There has been a dispute on the left in Sweden among what tactics are best if the far-right is to be defeated. In the run up to the election a number of SD rallies were broken up or disrupted by anarchists and others on the radical left. A protest I was at briefly in Stockholm involved hundreds of people surrounding a rally by SD leader Jimmie Åkesson and blowing vuzuzelas in a successful attempt to drown out his speech (check out the video below). Some though, such as Left Party leader Lars Ohly, have criticised such tactics, saying they are anti-democratic and risk allowing Åkesson to portray himself as a victim.
The acclaimed Swedish left-wing author Henning Mankell (in an article for The Guardian about why the SD should have been ”argued into oblivion”) also writes that:
“The only way to deal with people with racist, xenophobic and generally populist views – like the German National Socialism of the 1920s – is through a determined dialogue that we never abandon … I believe that it was precisely the refusal of the other parties, from left and right, to debate with the SD that allowed them to grow from nothing to 6% of the vote.
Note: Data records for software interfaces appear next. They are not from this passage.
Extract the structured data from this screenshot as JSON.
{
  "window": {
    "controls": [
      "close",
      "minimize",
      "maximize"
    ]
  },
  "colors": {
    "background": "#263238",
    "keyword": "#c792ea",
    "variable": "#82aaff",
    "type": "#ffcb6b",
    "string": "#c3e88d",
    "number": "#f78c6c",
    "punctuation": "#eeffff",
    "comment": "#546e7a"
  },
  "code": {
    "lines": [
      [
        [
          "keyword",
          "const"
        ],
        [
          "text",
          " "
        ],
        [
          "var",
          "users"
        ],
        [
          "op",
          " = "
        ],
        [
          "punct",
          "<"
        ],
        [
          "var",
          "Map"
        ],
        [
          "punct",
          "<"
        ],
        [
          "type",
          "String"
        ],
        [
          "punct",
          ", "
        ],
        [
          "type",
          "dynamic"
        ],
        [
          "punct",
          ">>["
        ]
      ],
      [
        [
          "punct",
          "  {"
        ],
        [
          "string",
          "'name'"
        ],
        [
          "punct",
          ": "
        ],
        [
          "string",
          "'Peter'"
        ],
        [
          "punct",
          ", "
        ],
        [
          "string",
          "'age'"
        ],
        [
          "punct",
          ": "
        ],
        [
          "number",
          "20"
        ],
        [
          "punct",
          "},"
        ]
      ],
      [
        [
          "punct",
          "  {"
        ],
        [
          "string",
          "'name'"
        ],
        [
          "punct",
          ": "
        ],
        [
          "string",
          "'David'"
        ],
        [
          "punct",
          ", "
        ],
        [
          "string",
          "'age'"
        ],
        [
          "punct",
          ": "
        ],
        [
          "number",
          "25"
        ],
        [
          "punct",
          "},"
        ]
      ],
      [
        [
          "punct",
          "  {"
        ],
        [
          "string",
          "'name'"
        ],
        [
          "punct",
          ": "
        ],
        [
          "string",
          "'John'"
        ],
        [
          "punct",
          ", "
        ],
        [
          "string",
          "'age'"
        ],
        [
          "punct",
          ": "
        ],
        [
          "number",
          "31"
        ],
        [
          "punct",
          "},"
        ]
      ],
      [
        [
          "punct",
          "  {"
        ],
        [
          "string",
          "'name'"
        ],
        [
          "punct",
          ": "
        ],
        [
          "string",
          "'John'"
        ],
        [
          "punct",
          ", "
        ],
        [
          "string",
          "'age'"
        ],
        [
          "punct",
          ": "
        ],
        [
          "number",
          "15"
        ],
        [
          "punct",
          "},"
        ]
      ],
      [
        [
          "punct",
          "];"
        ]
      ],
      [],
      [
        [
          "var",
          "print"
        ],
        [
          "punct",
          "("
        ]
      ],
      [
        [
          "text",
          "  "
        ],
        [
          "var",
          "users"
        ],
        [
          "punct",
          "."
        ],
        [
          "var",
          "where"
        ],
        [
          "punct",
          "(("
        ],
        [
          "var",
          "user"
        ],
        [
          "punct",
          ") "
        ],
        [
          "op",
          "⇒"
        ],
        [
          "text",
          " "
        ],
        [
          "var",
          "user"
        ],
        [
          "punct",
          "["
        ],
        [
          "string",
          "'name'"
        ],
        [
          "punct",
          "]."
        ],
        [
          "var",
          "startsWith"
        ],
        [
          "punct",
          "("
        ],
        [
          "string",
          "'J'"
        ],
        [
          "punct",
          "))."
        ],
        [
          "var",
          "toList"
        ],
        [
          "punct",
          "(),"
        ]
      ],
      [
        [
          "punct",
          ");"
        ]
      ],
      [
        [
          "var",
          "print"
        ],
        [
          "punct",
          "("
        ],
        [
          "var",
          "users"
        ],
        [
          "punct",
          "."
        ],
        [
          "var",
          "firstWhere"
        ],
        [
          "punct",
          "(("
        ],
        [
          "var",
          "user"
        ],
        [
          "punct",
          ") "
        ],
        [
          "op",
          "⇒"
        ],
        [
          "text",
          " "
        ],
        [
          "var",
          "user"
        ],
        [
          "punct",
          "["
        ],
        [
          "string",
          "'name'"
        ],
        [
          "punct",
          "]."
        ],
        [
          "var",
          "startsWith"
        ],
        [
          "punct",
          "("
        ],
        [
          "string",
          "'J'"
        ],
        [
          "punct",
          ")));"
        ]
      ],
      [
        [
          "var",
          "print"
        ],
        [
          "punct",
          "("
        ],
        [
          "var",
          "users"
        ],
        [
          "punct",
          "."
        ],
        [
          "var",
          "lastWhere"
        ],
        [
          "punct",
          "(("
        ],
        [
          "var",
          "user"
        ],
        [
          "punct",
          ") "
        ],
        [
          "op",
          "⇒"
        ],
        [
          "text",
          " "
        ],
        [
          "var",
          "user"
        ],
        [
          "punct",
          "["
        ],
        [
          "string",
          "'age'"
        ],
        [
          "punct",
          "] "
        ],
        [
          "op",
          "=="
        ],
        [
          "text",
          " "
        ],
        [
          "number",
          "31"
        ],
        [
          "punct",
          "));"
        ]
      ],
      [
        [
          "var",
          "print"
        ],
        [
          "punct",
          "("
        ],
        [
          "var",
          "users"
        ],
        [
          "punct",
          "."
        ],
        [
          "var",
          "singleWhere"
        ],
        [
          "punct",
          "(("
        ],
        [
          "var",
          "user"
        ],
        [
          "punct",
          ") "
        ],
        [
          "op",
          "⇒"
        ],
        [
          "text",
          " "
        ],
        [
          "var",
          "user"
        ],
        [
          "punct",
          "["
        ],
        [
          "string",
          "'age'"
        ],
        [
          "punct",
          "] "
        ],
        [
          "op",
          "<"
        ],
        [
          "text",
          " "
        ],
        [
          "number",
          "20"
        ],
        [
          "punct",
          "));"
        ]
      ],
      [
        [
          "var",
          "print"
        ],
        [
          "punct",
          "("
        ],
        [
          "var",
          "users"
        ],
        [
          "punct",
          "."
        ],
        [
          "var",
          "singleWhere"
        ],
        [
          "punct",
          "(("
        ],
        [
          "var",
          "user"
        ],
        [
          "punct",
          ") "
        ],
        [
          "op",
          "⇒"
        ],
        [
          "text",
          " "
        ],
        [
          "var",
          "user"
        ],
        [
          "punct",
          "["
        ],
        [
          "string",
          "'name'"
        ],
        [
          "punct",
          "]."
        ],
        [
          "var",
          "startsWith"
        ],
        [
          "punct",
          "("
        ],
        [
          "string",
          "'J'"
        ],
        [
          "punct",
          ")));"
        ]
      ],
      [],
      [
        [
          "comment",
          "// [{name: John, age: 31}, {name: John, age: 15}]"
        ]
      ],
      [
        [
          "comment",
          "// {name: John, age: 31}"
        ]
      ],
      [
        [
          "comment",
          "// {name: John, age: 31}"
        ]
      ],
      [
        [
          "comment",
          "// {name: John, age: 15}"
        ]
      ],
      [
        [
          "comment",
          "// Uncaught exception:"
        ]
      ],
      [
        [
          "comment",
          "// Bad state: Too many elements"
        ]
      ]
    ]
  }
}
If we had had the debate, the SD might have got into parliament, but with far fewer seats. In fact, they could have been kept out of parliament altogether”.
I’m not sure if I agree with him fully here. While it is certainly essential that we expose the far-right’s prejudice and lies there is always the danger that when you bring a party like the SD into the debate you further legitimise them and give their message a degree of respectability. Although their message shouldn’t be hard to disprove through rational argument it is unfortunately the case that facts don’t always win over prejudice. Where I think Mankell is absolutely right is when he talks about how the SD’s success is a symptom of large number of Swedes feeling left out by the mainstream parties:
“People vote against something rather than for it. In this case, people are looking for a scapegoat for their own miseries. It is the unemployed, the ill, those who feel themselves marginalised and cast out, who turn in their powerlessness against the established parties and vote for those who reach out to them. The SD becomes the only decency they find in a political landscape where everything else is hypocritical and forsworn. The SD listens to them. In the SD’s programme they find their own thoughts, their own anger, their own fears.”
Over 10,000 protested against the SD's entry into parliament in Stockholm
It is precisely the policies of Fredrik Reinfeldt and his right-wing coalition, with mass unemployment, privatisation and a further weakening of the welfare state, which have made it easier for the SD to get their message across. The far right’s success almost always comes at times of social hardship and uncertainty, when people are fearful and don’t know who to blame. If the SD’s success is not to be repeated in 2014 then either the government need to radically alter their policies or the left needs to take back control of the debate on jobs and welfare.